(Problem): Every line of the data needs to be returned exactly.

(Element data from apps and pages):
--

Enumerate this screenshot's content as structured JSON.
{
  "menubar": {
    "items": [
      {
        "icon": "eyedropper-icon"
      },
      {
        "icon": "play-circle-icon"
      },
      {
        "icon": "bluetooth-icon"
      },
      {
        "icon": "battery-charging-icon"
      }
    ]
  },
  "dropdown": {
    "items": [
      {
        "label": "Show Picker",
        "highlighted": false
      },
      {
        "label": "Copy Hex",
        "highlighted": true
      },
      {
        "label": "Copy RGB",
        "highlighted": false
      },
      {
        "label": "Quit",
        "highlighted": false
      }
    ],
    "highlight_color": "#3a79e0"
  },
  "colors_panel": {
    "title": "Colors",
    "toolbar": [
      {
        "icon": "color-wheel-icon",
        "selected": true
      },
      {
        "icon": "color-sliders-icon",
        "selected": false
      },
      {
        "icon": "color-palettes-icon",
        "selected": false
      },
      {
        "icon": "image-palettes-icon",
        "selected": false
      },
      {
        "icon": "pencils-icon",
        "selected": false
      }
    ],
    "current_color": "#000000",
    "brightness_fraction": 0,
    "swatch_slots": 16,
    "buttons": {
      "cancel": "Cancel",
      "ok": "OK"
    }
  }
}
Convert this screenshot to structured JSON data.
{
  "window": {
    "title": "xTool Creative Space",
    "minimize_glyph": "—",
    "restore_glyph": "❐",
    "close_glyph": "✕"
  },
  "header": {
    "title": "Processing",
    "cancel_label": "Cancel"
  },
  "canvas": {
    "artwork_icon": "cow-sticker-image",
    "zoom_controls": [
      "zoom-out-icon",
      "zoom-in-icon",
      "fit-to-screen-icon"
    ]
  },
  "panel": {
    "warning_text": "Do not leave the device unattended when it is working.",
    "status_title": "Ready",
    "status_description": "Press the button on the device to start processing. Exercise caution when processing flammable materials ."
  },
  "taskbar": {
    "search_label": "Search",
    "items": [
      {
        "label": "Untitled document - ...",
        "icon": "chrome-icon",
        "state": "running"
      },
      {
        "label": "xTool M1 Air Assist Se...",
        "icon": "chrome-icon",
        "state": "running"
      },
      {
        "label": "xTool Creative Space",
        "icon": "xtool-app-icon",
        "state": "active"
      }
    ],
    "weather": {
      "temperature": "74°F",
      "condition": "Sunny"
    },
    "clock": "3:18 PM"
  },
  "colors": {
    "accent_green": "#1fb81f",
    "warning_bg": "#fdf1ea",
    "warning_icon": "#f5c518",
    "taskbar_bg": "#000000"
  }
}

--

(Exercise result):
Enumerate this screenshot's content as structured JSON.
{
  "menubar": {
    "items": [
      {
        "icon": "eyedropper-icon"
      },
      {
        "icon": "play-circle-icon"
      },
      {
        "icon": "bluetooth-icon"
      },
      {
        "icon": "battery-charging-icon"
      }
    ]
  },
  "dropdown": {
    "items": [
      {
        "label": "Show Picker",
        "highlighted": false
      },
      {
        "label": "Copy Hex",
        "highlighted": true
      },
      {
        "label": "Copy RGB",
        "highlighted": false
      },
      {
        "label": "Quit",
        "highlighted": false
      }
    ],
    "highlight_color": "#3a79e0"
  },
  "colors_panel": {
    "title": "Colors",
    "toolbar": [
      {
        "icon": "color-wheel-icon",
        "selected": true
      },
      {
        "icon": "color-sliders-icon",
        "selected": false
      },
      {
        "icon": "color-palettes-icon",
        "selected": false
      },
      {
        "icon": "image-palettes-icon",
        "selected": false
      },
      {
        "icon": "pencils-icon",
        "selected": false
      }
    ],
    "current_color": "#000000",
    "brightness_fraction": 0,
    "swatch_slots": 16,
    "buttons": {
      "cancel": "Cancel",
      "ok": "OK"
    }
  }
}
Convert this screenshot to structured JSON data.
{
  "window": {
    "title": "xTool Creative Space",
    "minimize_glyph": "—",
    "restore_glyph": "❐",
    "close_glyph": "✕"
  },
  "header": {
    "title": "Processing",
    "cancel_label": "Cancel"
  },
  "canvas": {
    "artwork_icon": "cow-sticker-image",
    "zoom_controls": [
      "zoom-out-icon",
      "zoom-in-icon",
      "fit-to-screen-icon"
    ]
  },
  "panel": {
    "warning_text": "Do not leave the device unattended when it is working.",
    "status_title": "Ready",
    "status_description": "Press the button on the device to start processing. Exercise caution when processing flammable materials ."
  },
  "taskbar": {
    "search_label": "Search",
    "items": [
      {
        "label": "Untitled document - ...",
        "icon": "chrome-icon",
        "state": "running"
      },
      {
        "label": "xTool M1 Air Assist Se...",
        "icon": "chrome-icon",
        "state": "running"
      },
      {
        "label": "xTool Creative Space",
        "icon": "xtool-app-icon",
        "state": "active"
      }
    ],
    "weather": {
      "temperature": "74°F",
      "condition": "Sunny"
    },
    "clock": "3:18 PM"
  },
  "colors": {
    "accent_green": "#1fb81f",
    "warning_bg": "#fdf1ea",
    "warning_icon": "#f5c518",
    "taskbar_bg": "#000000"
  }
}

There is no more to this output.